Working lunch: Write a monologue that conveys many particulars about the person speaking, without their actually being said. The group shared some of these and attempted to describe the characters (body language, dress, age), an exercise that explored not just the writing, but the perceptions people bring to the theater when they watch a play.
The afternoon brought some theater theory beginning with Aristotle, and a discussion of the factor of time in storytelling.
Then - shock: homework!
Use an obituary from a recent Inquirer or a description of a person wanted by the FBI as a springboard for a short play. Choose a fairy tale and tell it as a play. Go to a South Street site (she assigned them), do some basic reporting, and write a five-page play set in the place using three elements you find there.
The room itself seemed to breathe easier when Vogel said the assignments could be combined.
Sunday morning, the South Street tour, which was held so all would know what had inspired the overnight plays, began with some of the notable theater artists among those pointing out the curiosities: playwright Michael Hollinger; choreographer-actress-playwright Karen Getz; director-writer David Bradley; Kathryn Petersen, who writes People’s Light & Theatre’s popular pantos; artistic directors Blanka Zizka (the Wilma Theater) and Jennifer Childs (1812 Productions); actor-playwright James Ijames; and actor-director Pete Pryor.
Then came three hours of the playlets, with everyone assembled on the Arts Bank stage.
The pizzeria at 12th and South became a place for an acrimonious discussion that slowed, then stopped, as a corner trafic light turned yellow, then red. The alley attracted a solicitation, but one only hinted at. The occult shop’s array of objects now included a mysterious woman in a bathtub. At the playground, three mutts wondered at human stupidity. Grandma ran the Caribbean restaurant, and a mysterious man - maybe the Big Bad Wolf - lived upstairs.
Student playwrights called on professional actors to come read - and vice versa.
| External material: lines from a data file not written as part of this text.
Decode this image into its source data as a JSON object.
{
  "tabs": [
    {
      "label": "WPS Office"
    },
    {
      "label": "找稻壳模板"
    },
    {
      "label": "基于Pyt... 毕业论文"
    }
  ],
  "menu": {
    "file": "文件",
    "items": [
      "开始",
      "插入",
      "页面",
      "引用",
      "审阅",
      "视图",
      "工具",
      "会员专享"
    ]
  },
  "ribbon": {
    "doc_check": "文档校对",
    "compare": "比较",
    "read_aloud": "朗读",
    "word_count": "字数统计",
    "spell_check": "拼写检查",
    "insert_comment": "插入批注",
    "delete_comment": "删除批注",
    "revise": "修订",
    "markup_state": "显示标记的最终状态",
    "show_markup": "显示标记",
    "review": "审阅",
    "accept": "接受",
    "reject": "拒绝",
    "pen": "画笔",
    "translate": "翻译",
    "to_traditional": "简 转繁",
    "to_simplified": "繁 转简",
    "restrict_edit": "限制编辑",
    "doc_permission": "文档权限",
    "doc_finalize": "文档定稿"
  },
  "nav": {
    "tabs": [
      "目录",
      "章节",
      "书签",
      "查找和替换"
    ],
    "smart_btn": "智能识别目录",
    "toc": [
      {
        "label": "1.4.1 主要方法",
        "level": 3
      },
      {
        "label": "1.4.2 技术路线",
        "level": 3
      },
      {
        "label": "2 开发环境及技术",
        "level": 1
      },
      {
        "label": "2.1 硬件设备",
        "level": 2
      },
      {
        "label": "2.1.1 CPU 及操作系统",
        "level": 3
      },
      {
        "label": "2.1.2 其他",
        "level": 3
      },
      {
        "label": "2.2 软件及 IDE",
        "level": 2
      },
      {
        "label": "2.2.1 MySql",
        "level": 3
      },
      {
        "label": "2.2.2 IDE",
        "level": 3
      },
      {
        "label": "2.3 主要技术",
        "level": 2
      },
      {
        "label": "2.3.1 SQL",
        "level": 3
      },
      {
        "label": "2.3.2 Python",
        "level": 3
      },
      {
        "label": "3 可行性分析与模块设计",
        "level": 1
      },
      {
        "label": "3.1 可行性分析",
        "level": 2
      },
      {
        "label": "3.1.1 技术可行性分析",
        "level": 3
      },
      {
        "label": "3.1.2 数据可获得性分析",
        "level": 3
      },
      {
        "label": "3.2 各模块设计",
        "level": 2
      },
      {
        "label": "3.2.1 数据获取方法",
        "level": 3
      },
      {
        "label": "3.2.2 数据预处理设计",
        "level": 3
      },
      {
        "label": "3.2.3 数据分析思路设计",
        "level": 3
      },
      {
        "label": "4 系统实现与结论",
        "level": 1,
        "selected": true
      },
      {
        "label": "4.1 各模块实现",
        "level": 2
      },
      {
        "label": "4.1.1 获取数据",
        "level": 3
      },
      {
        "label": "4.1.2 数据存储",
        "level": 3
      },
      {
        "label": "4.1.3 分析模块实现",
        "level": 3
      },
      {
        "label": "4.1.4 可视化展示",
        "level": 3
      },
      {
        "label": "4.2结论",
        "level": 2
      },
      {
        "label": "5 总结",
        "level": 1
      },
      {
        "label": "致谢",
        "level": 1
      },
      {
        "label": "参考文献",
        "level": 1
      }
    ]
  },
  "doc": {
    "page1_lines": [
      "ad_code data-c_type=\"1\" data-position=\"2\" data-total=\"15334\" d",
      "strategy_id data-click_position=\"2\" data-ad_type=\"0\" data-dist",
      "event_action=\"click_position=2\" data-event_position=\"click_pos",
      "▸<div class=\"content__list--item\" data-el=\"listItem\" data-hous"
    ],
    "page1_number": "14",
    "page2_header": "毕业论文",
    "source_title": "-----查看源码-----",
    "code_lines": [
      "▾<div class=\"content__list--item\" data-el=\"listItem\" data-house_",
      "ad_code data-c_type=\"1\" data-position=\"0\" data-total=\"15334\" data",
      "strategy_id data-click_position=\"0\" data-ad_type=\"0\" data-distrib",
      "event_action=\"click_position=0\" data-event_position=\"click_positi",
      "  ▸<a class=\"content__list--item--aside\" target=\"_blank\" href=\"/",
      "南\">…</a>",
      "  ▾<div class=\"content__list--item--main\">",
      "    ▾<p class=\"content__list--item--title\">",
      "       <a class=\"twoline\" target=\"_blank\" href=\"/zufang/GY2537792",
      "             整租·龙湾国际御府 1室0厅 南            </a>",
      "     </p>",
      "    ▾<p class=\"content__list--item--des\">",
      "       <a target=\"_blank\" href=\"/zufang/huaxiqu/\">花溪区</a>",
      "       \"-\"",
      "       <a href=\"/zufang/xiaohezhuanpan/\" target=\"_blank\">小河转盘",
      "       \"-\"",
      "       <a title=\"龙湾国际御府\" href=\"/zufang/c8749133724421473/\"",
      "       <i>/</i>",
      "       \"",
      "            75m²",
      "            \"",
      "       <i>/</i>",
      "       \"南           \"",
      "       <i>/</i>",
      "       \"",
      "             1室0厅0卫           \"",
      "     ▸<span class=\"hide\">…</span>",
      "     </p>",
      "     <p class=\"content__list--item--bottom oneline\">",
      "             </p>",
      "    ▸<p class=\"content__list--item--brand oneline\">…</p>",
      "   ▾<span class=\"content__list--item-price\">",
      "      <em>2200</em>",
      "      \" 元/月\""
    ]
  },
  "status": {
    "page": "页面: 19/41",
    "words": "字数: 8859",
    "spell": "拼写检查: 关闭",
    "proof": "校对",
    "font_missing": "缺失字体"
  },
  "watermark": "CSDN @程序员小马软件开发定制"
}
No two plays were alike. The mood in the theater was triumphant. Paula Vogel had trouble saying goodbye.